Start by marking Globalizing Practices and University Responses: European and Anglo-American Differences as Want to Read: Want to Read savin. ant to Read.

The European and American University since 1800. Universities are said to be the 'powerhouses' of modern society. They educate leaders, and advance our basic knowledge. International Differences in the Business Practices and Productivity of Firms Morality and Cultural Differences. Globalizing Democracy and Human Rights. P1: JzQ 052183354Xagg. xml Gould 0 521 83354 X June 7, 2004 13:50 This page intentionally left blank ii P1: JzQ.

Globalizing practices and university responses: European and Anglo-American differences. J Currie, R DeAngelis, H De Boer, J Huisman, C Lacotte. Greenwood Publishing Group, 2003. Institutional diversity in higher education: A crossnational and longitudinal analysis. J Huisman, L Meek, F Wood. Higher Education Quarterly 61 (4), 563-577, 2007. Jan Currie, Richard DeAngelis, Harry de Boer, Jeroen Huisman, Claude Lacotte.

Investigates the impact that certain globalizing practices have on European and American universities. Due to dwindling resources and the ideology of privatization, universities are becoming more corporatized and managerial. The authors investigate the consequences of these changes on the lives of academics and analyze how globalizing practices such as managerialism, accountability, and employment flexibility penetrate different universities.

Globalization is a contested term. It exists in the form of an integrated world economy and global communication networks. Along with this material world, politicians have created a neoliberal ideology that exhorts nation states to open up their economies to free trade, reduce their public sector, and allow market forces to reshape their public agencies. In effect, this means a reduced role for government, lower taxes, and diminishing funds for public institutions like universities. The underlying thesis of this book is that globalization is not an inexorable force. All nations need to debate its consequences. The authors analyze how globalizing practices are penetrating universities. Are they creating a certain uniformity? Are academics adapting to or resisting particular globalizing practices?

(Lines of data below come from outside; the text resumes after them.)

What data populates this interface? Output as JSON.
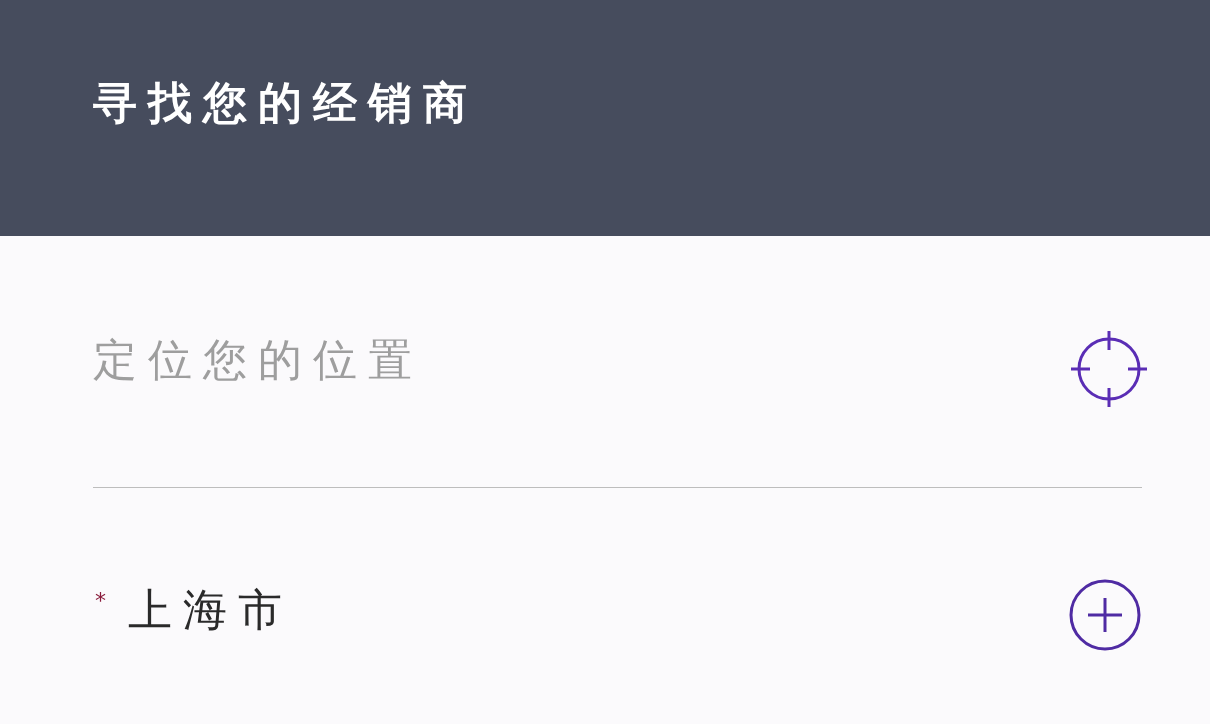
{
  "header": {
    "title": "寻找您的经销商"
  },
  "location_field": {
    "placeholder": "定位您的位置"
  },
  "city": {
    "required_mark": "*",
    "value": "上海市"
  }
}
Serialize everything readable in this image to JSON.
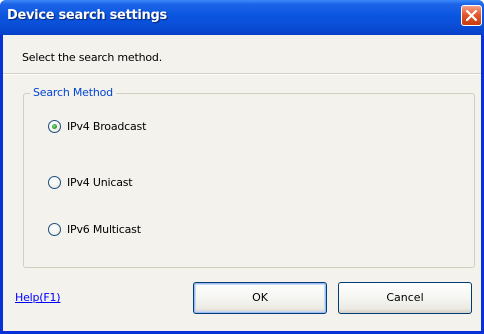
{
  "window": {
    "title": "Device search settings"
  },
  "dialog": {
    "instruction": "Select the search method."
  },
  "search_method": {
    "legend": "Search Method",
    "options": [
      {
        "label": "IPv4 Broadcast",
        "selected": true
      },
      {
        "label": "IPv4 Unicast",
        "selected": false
      },
      {
        "label": "IPv6 Multicast",
        "selected": false
      }
    ]
  },
  "footer": {
    "help_label": "Help(F1)",
    "ok_label": "OK",
    "cancel_label": "Cancel"
  },
  "colors": {
    "titlebar": "#0a56e0",
    "legend": "#0046d5",
    "link": "#0000ff",
    "close_button": "#e5582e",
    "radio_selected": "#2e9e2e"
  },
  "icons": {
    "close": "close-icon"
  }
}
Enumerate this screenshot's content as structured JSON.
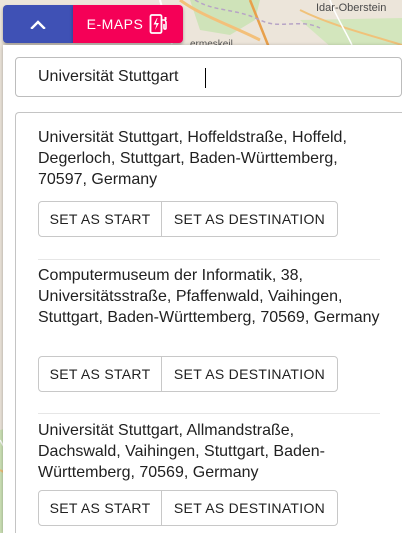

The premise at the beginning of the study was that European universities were responding differently to globalizing practices than Anglo-American universities. This premise was confirmed as some universities saw certain globalizing practices as inevitable and other universities resisted them. The authors asked academics and key managers how their funding had changed, and which accountability mechanisms their universities adopted. They also investigated the use of the Internet in their teaching. They found differences between European and American universities in their approach to permanent employment. The French and Norwegian universities were maintaining many of their traditional values and only the Dutch university showed some movement towards the globalizing practices, which American universities were more readily adopting.